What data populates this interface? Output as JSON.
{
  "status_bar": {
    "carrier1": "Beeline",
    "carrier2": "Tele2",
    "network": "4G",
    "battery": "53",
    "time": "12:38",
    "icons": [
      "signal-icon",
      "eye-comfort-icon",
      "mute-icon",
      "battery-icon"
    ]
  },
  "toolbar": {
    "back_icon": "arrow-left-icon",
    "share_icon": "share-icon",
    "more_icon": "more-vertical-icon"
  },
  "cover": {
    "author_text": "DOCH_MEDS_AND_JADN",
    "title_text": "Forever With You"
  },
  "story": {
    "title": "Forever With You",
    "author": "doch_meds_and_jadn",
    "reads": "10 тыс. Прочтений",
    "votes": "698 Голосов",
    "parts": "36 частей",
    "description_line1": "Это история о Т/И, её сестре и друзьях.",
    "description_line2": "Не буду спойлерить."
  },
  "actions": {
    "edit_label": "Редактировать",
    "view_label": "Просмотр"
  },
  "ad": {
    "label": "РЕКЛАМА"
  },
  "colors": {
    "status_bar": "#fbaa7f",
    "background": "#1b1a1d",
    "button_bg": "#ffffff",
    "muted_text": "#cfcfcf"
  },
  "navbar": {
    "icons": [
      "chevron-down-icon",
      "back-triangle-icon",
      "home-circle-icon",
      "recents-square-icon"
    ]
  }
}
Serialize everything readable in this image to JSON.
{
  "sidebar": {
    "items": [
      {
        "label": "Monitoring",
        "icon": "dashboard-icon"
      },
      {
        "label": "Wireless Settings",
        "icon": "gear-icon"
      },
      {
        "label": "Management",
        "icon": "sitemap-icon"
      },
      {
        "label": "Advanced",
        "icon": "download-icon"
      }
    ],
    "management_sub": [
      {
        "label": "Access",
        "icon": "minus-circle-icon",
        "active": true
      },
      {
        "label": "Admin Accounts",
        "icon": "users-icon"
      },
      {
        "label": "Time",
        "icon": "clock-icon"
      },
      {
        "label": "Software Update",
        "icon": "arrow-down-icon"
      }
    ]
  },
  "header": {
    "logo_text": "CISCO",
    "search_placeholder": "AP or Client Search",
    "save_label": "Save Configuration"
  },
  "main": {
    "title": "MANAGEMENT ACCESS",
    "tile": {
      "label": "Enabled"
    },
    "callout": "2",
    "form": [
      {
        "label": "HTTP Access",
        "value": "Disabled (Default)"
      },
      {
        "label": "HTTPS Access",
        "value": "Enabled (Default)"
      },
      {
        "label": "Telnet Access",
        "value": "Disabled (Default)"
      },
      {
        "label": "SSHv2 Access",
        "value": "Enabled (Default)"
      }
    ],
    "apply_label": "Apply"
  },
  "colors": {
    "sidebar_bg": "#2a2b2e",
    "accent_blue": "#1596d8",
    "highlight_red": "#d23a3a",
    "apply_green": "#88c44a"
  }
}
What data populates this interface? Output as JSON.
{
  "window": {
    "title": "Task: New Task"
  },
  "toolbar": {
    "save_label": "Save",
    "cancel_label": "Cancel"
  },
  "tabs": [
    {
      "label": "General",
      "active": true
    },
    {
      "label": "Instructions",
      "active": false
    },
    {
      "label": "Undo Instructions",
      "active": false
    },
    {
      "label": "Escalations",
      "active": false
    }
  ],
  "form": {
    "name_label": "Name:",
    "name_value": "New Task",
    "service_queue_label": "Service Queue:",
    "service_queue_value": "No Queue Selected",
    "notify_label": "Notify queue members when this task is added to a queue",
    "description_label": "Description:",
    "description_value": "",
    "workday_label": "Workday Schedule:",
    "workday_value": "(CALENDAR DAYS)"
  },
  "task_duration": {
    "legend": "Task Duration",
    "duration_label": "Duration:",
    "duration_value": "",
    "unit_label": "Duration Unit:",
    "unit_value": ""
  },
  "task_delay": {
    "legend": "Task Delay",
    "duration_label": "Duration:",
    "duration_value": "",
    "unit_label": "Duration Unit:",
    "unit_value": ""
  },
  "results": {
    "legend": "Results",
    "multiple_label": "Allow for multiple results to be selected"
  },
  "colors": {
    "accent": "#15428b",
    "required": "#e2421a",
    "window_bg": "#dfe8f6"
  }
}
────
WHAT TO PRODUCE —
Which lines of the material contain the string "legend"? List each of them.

TASK ANSWER —
    "legend": "Task Duration",
    "legend": "Task Delay",
    "legend": "Results",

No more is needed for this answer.